This Troublesome Pair is another animal one, so it kind of goes with mink or minke and maybe even mandrel or mandrill. So, what is the difference between a marten and a martin? Well, one of them’s an animal and one of them’s a bird …
The marten is the animal – it’s the weaselly mammal that lives in the coniferous and northern deciduous forests of Europe, Asia and North America. I call them weaselly; they aren’t weasels, but they are related to weasels, mink and ferrets, as well as wolverines and badgers (I didn’t know a wolverine was a real thing. I feel a wolf or wolverine post coming on now!). In the UK, we have pine martens in Scotland and there’s a European pine marten too, as well as a Japanese variety.
The martin, then, is the bird. The name is used for a subset of the swallow family, which are found all around the world, apart from on Antarctica. There’s a very detailed Wikipedia article about how exactly the swallows are divided up into river martins and everything else – we probably know house martins and sand martins best, but there’s a lot of them around.

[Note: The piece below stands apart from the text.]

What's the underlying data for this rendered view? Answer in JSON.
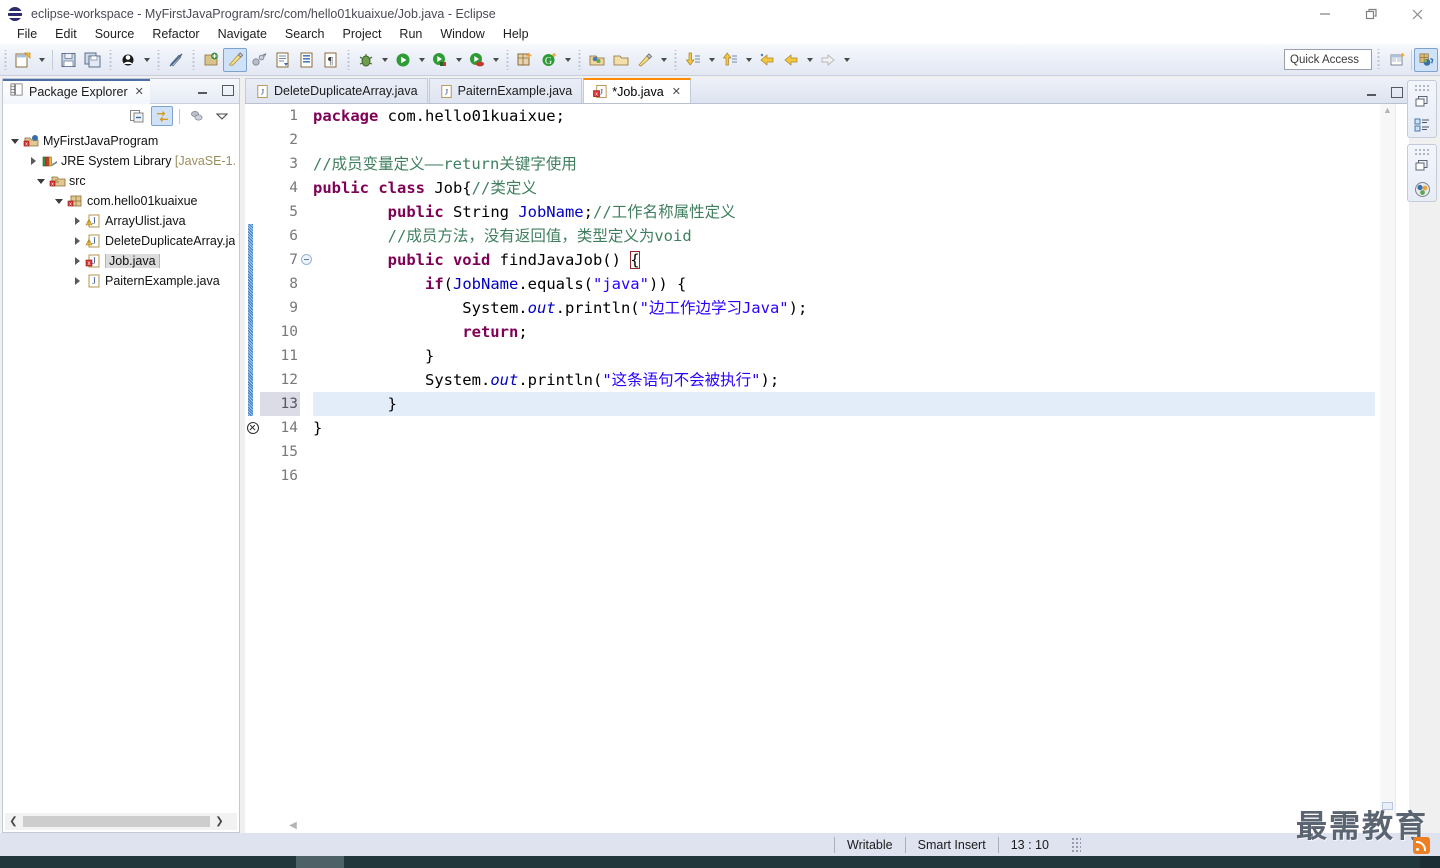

Apparently, house and purple martins have developed a habit of only nesting around houses and in special nesting boxes, so hardly ever nest truly in the wild any more.
So, no pine martins or house martens, please!